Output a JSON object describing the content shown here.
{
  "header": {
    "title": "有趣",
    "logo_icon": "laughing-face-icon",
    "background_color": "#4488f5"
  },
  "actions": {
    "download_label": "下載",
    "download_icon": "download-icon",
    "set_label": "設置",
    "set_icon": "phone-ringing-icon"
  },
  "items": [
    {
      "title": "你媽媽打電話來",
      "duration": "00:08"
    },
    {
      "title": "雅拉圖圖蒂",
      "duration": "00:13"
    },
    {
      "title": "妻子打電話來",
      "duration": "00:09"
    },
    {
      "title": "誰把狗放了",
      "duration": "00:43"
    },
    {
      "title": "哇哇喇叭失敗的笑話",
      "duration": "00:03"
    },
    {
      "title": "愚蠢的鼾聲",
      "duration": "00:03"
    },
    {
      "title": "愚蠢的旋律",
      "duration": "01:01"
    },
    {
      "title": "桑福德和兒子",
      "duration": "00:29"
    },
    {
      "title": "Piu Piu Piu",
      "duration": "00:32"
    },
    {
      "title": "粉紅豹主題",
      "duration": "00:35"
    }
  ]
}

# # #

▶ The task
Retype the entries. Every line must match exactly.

▶ Solution to this exercise
Output a JSON object describing the content shown here.
{
  "header": {
    "title": "有趣",
    "logo_icon": "laughing-face-icon",
    "background_color": "#4488f5"
  },
  "actions": {
    "download_label": "下載",
    "download_icon": "download-icon",
    "set_label": "設置",
    "set_icon": "phone-ringing-icon"
  },
  "items": [
    {
      "title": "你媽媽打電話來",
      "duration": "00:08"
    },
    {
      "title": "雅拉圖圖蒂",
      "duration": "00:13"
    },
    {
      "title": "妻子打電話來",
      "duration": "00:09"
    },
    {
      "title": "誰把狗放了",
      "duration": "00:43"
    },
    {
      "title": "哇哇喇叭失敗的笑話",
      "duration": "00:03"
    },
    {
      "title": "愚蠢的鼾聲",
      "duration": "00:03"
    },
    {
      "title": "愚蠢的旋律",
      "duration": "01:01"
    },
    {
      "title": "桑福德和兒子",
      "duration": "00:29"
    },
    {
      "title": "Piu Piu Piu",
      "duration": "00:32"
    },
    {
      "title": "粉紅豹主題",
      "duration": "00:35"
    }
  ]
}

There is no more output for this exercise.